Extracted data: Begin

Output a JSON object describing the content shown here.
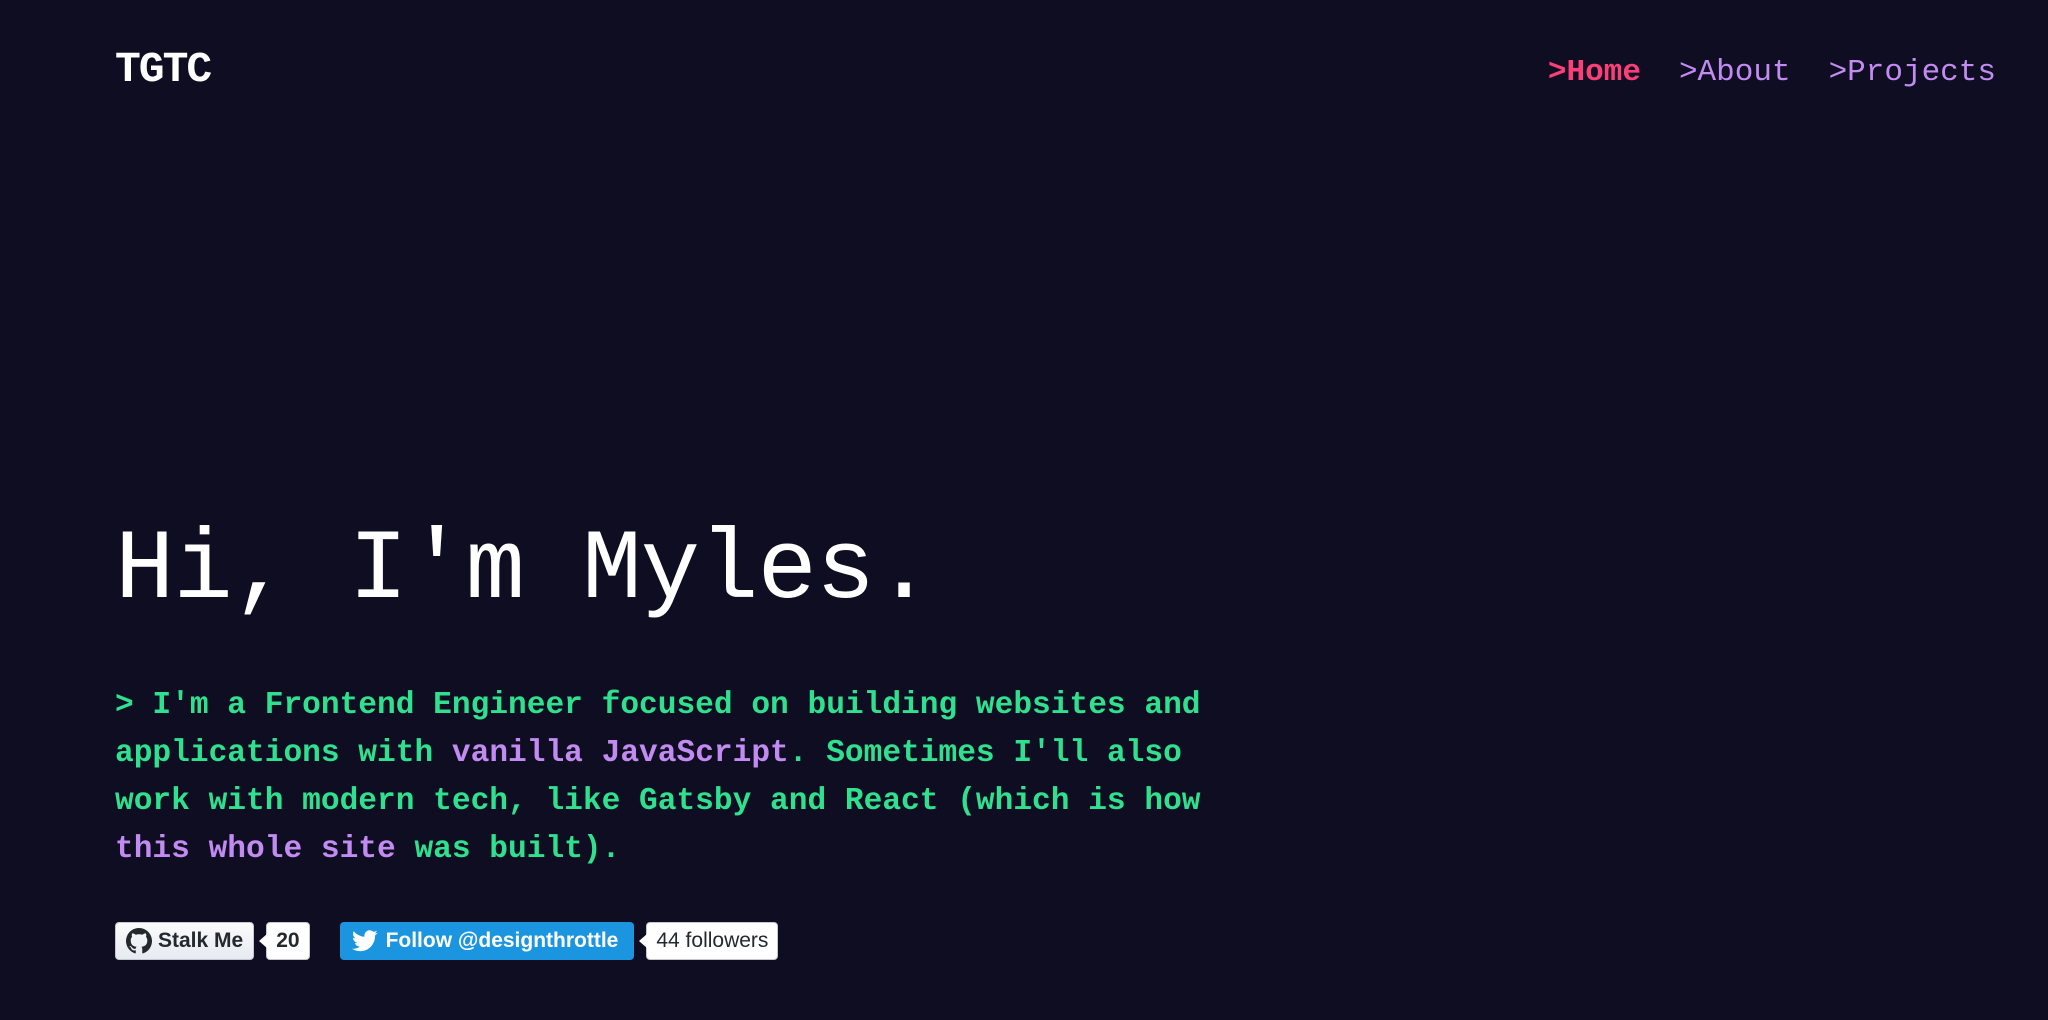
{
  "site": {
    "logo": "TGTC"
  },
  "nav": {
    "items": [
      {
        "label": ">Home",
        "active": true
      },
      {
        "label": ">About",
        "active": false
      },
      {
        "label": ">Projects",
        "active": false
      }
    ]
  },
  "hero": {
    "title": "Hi, I'm Myles.",
    "intro": {
      "part1": "> I'm a Frontend Engineer focused on building websites and applications with ",
      "highlight1": "vanilla JavaScript",
      "part2": ". Sometimes I'll also work with modern tech, like Gatsby and React (which is how ",
      "highlight2": "this whole site",
      "part3": " was built)."
    }
  },
  "badges": {
    "github": {
      "label": "Stalk Me",
      "count": "20",
      "icon": "github-icon"
    },
    "twitter": {
      "label": "Follow @designthrottle",
      "count": "44 followers",
      "icon": "twitter-bird-icon"
    }
  },
  "colors": {
    "background": "#0f0d21",
    "accent_pink": "#fc3f78",
    "accent_purple": "#c28bf2",
    "accent_green": "#2fe18e",
    "twitter_blue": "#1b95e0"
  }
}
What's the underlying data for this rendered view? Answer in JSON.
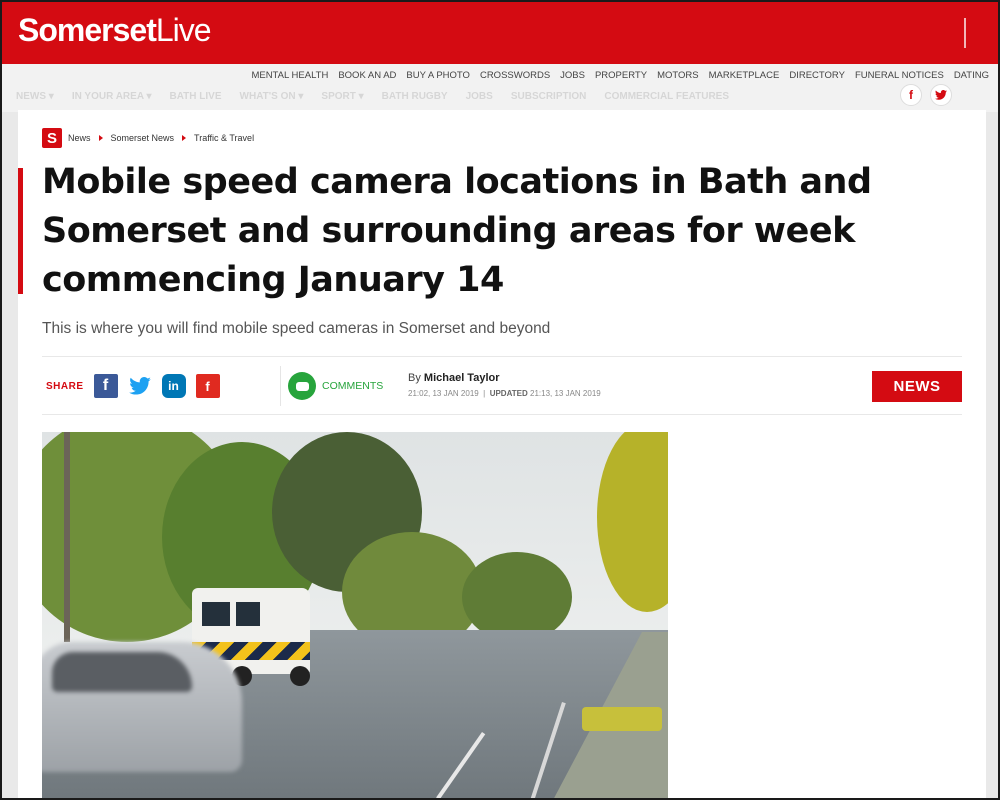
{
  "header": {
    "logo_part1": "Somerset",
    "logo_part2": "Live"
  },
  "util_links": [
    "MENTAL HEALTH",
    "BOOK AN AD",
    "BUY A PHOTO",
    "CROSSWORDS",
    "JOBS",
    "PROPERTY",
    "MOTORS",
    "MARKETPLACE",
    "DIRECTORY",
    "FUNERAL NOTICES",
    "DATING"
  ],
  "faded_nav": [
    "NEWS ▾",
    "IN YOUR AREA ▾",
    "BATH LIVE",
    "WHAT'S ON ▾",
    "SPORT ▾",
    "BATH RUGBY",
    "JOBS",
    "SUBSCRIPTION",
    "COMMERCIAL FEATURES"
  ],
  "social_top": {
    "facebook": "f",
    "twitter": "𝕥"
  },
  "breadcrumb": {
    "badge": "S",
    "items": [
      "News",
      "Somerset News",
      "Traffic & Travel"
    ]
  },
  "article": {
    "headline": "Mobile speed camera locations in Bath and Somerset and surrounding areas for week commencing January 14",
    "standfirst": "This is where you will find mobile speed cameras in Somerset and beyond",
    "share_label": "SHARE",
    "comments_label": "COMMENTS",
    "by_prefix": "By",
    "author": "Michael Taylor",
    "published": "21:02, 13 JAN 2019",
    "updated_label": "UPDATED",
    "updated": "21:13, 13 JAN 2019",
    "tag": "NEWS"
  },
  "share_icons": {
    "facebook": "f",
    "twitter": "🐦",
    "linkedin": "in",
    "flipboard": "f"
  },
  "colors": {
    "brand_red": "#d40b12",
    "comments_green": "#27a43c"
  }
}
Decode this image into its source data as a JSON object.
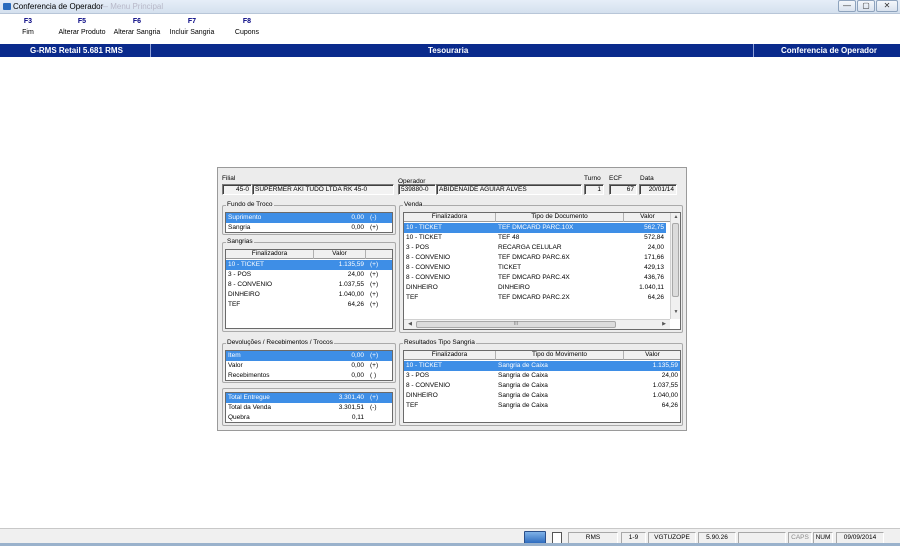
{
  "window": {
    "title": "Conferencia de Operador",
    "bg_title": "— Menu Principal"
  },
  "controls": {
    "minimize": "—",
    "maximize": "▢",
    "close": "✕"
  },
  "toolbar": [
    {
      "key": "F3",
      "label": "Fim"
    },
    {
      "key": "F5",
      "label": "Alterar Produto"
    },
    {
      "key": "F6",
      "label": "Alterar Sangria"
    },
    {
      "key": "F7",
      "label": "Incluir Sangria"
    },
    {
      "key": "F8",
      "label": "Cupons"
    }
  ],
  "bluebar": {
    "left": "G-RMS Retail 5.681 RMS",
    "center": "Tesouraria",
    "right": "Conferencia de Operador"
  },
  "header": {
    "filial_label": "Filial",
    "filial_code": "45-0",
    "filial_name": "SUPERMER AKI TUDO LTDA RK 45-0",
    "operador_label": "Operador",
    "operador_code": "539880-0",
    "operador_name": "ABIDENAIDE AGUIAR ALVES",
    "turno_label": "Turno",
    "turno": "1",
    "ecf_label": "ECF",
    "ecf": "67",
    "data_label": "Data",
    "data": "20/01/14"
  },
  "fundo": {
    "title": "Fundo de Troco",
    "rows": [
      {
        "name": "Suprimento",
        "value": "0,00",
        "flag": "(-)"
      },
      {
        "name": "Sangria",
        "value": "0,00",
        "flag": "(+)"
      }
    ]
  },
  "sangrias": {
    "title": "Sangrias",
    "headers": [
      "Finalizadora",
      "Valor"
    ],
    "rows": [
      {
        "name": "10 - TICKET",
        "value": "1.135,59",
        "flag": "(+)"
      },
      {
        "name": "3 - POS",
        "value": "24,00",
        "flag": "(+)"
      },
      {
        "name": "8 - CONVENIO",
        "value": "1.037,55",
        "flag": "(+)"
      },
      {
        "name": "DINHEIRO",
        "value": "1.040,00",
        "flag": "(+)"
      },
      {
        "name": "TEF",
        "value": "64,26",
        "flag": "(+)"
      }
    ]
  },
  "devolucoes": {
    "title": "Devoluções / Recebimentos / Trocos",
    "rows": [
      {
        "name": "Item",
        "value": "0,00",
        "flag": "(+)"
      },
      {
        "name": "Valor",
        "value": "0,00",
        "flag": "(+)"
      },
      {
        "name": "Recebimentos",
        "value": "0,00",
        "flag": "( )"
      }
    ]
  },
  "totais": {
    "rows": [
      {
        "name": "Total Entregue",
        "value": "3.301,40",
        "flag": "(+)"
      },
      {
        "name": "Total da Venda",
        "value": "3.301,51",
        "flag": "(-)"
      },
      {
        "name": "Quebra",
        "value": "0,11",
        "flag": ""
      }
    ]
  },
  "venda": {
    "title": "Venda",
    "headers": [
      "Finalizadora",
      "Tipo de Documento",
      "Valor"
    ],
    "rows": [
      {
        "fin": "10 - TICKET",
        "tipo": "TEF DMCARD PARC.10X",
        "valor": "562,75"
      },
      {
        "fin": "10 - TICKET",
        "tipo": "TEF 48",
        "valor": "572,84"
      },
      {
        "fin": "3 - POS",
        "tipo": "RECARGA CELULAR",
        "valor": "24,00"
      },
      {
        "fin": "8 - CONVENIO",
        "tipo": "TEF DMCARD PARC.6X",
        "valor": "171,66"
      },
      {
        "fin": "8 - CONVENIO",
        "tipo": "TICKET",
        "valor": "429,13"
      },
      {
        "fin": "8 - CONVENIO",
        "tipo": "TEF DMCARD PARC.4X",
        "valor": "436,76"
      },
      {
        "fin": "DINHEIRO",
        "tipo": "DINHEIRO",
        "valor": "1.040,11"
      },
      {
        "fin": "TEF",
        "tipo": "TEF DMCARD PARC.2X",
        "valor": "64,26"
      }
    ],
    "hscroll_mark": "III"
  },
  "resultados": {
    "title": "Resultados Tipo Sangria",
    "headers": [
      "Finalizadora",
      "Tipo do Movimento",
      "Valor"
    ],
    "rows": [
      {
        "fin": "10 - TICKET",
        "tipo": "Sangria de Caixa",
        "valor": "1.135,59"
      },
      {
        "fin": "3 - POS",
        "tipo": "Sangria de Caixa",
        "valor": "24,00"
      },
      {
        "fin": "8 - CONVENIO",
        "tipo": "Sangria de Caixa",
        "valor": "1.037,55"
      },
      {
        "fin": "DINHEIRO",
        "tipo": "Sangria de Caixa",
        "valor": "1.040,00"
      },
      {
        "fin": "TEF",
        "tipo": "Sangria de Caixa",
        "valor": "64,26"
      }
    ]
  },
  "status": {
    "app": "RMS",
    "page": "1-9",
    "user": "VGTUZOPE",
    "version": "5.90.26",
    "caps": "CAPS",
    "num": "NUM",
    "date": "09/09/2014"
  }
}
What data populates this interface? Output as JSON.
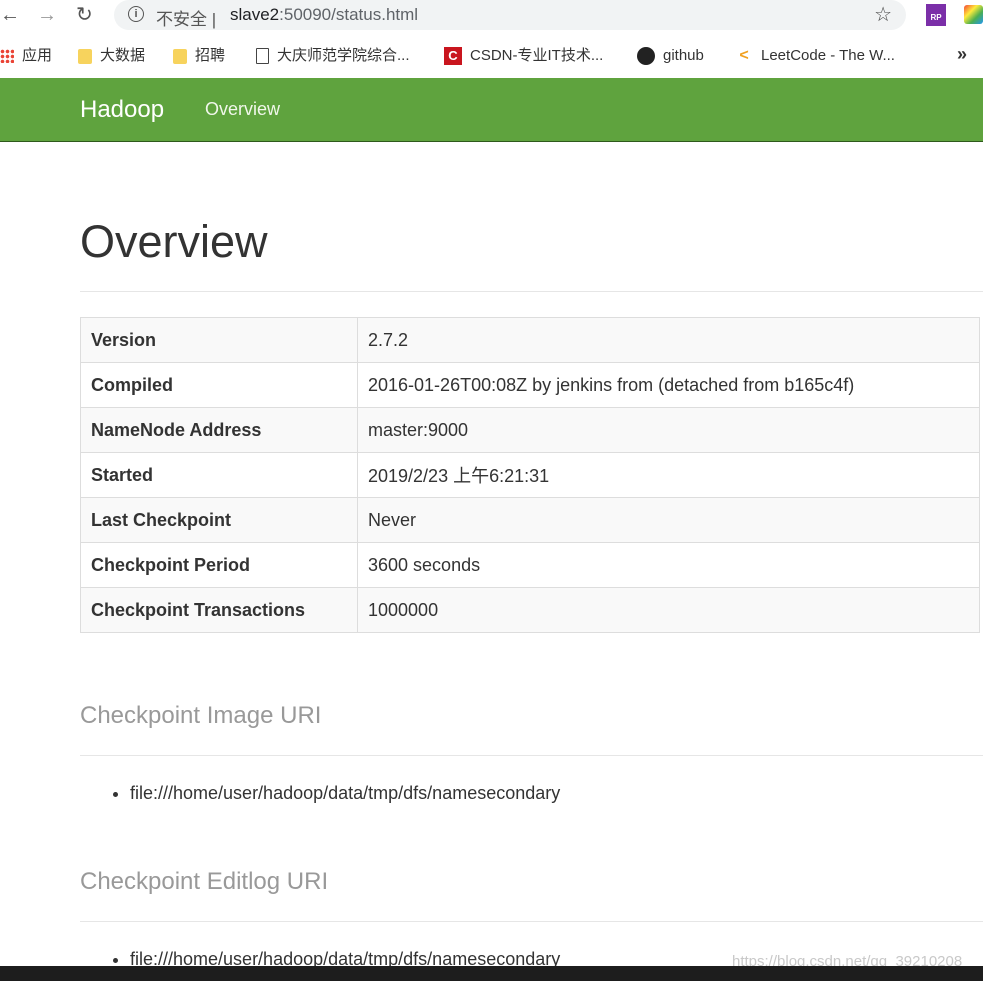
{
  "browser": {
    "security_label": "不安全",
    "url_host": "slave2",
    "url_rest": ":50090/status.html",
    "bookmarks": [
      {
        "label": "应用",
        "icon": "apps-grid-icon"
      },
      {
        "label": "大数据",
        "icon": "folder-icon"
      },
      {
        "label": "招聘",
        "icon": "folder-icon"
      },
      {
        "label": "大庆师范学院综合...",
        "icon": "page-icon"
      },
      {
        "label": "CSDN-专业IT技术...",
        "icon": "csdn-icon"
      },
      {
        "label": "github",
        "icon": "github-icon"
      },
      {
        "label": "LeetCode - The W...",
        "icon": "leetcode-icon"
      }
    ],
    "ext1_label": "RP"
  },
  "navbar": {
    "brand": "Hadoop",
    "link": "Overview"
  },
  "page": {
    "title": "Overview",
    "overview_table": [
      {
        "key": "Version",
        "value": "2.7.2"
      },
      {
        "key": "Compiled",
        "value": "2016-01-26T00:08Z by jenkins from (detached from b165c4f)"
      },
      {
        "key": "NameNode Address",
        "value": "master:9000"
      },
      {
        "key": "Started",
        "value": "2019/2/23 上午6:21:31"
      },
      {
        "key": "Last Checkpoint",
        "value": "Never"
      },
      {
        "key": "Checkpoint Period",
        "value": "3600 seconds"
      },
      {
        "key": "Checkpoint Transactions",
        "value": "1000000"
      }
    ],
    "image_uri_heading": "Checkpoint Image URI",
    "image_uris": [
      "file:///home/user/hadoop/data/tmp/dfs/namesecondary"
    ],
    "editlog_uri_heading": "Checkpoint Editlog URI",
    "editlog_uris": [
      "file:///home/user/hadoop/data/tmp/dfs/namesecondary"
    ]
  },
  "watermark": "https://blog.csdn.net/qq_39210208"
}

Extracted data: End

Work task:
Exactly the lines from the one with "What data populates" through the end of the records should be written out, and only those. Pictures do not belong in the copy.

Completed exercise:
What data populates this interface? Output as JSON.
{
  "browser": {
    "security_label": "不安全",
    "url_host": "slave2",
    "url_rest": ":50090/status.html",
    "bookmarks": [
      {
        "label": "应用",
        "icon": "apps-grid-icon"
      },
      {
        "label": "大数据",
        "icon": "folder-icon"
      },
      {
        "label": "招聘",
        "icon": "folder-icon"
      },
      {
        "label": "大庆师范学院综合...",
        "icon": "page-icon"
      },
      {
        "label": "CSDN-专业IT技术...",
        "icon": "csdn-icon"
      },
      {
        "label": "github",
        "icon": "github-icon"
      },
      {
        "label": "LeetCode - The W...",
        "icon": "leetcode-icon"
      }
    ],
    "ext1_label": "RP"
  },
  "navbar": {
    "brand": "Hadoop",
    "link": "Overview"
  },
  "page": {
    "title": "Overview",
    "overview_table": [
      {
        "key": "Version",
        "value": "2.7.2"
      },
      {
        "key": "Compiled",
        "value": "2016-01-26T00:08Z by jenkins from (detached from b165c4f)"
      },
      {
        "key": "NameNode Address",
        "value": "master:9000"
      },
      {
        "key": "Started",
        "value": "2019/2/23 上午6:21:31"
      },
      {
        "key": "Last Checkpoint",
        "value": "Never"
      },
      {
        "key": "Checkpoint Period",
        "value": "3600 seconds"
      },
      {
        "key": "Checkpoint Transactions",
        "value": "1000000"
      }
    ],
    "image_uri_heading": "Checkpoint Image URI",
    "image_uris": [
      "file:///home/user/hadoop/data/tmp/dfs/namesecondary"
    ],
    "editlog_uri_heading": "Checkpoint Editlog URI",
    "editlog_uris": [
      "file:///home/user/hadoop/data/tmp/dfs/namesecondary"
    ]
  },
  "watermark": "https://blog.csdn.net/qq_39210208"
}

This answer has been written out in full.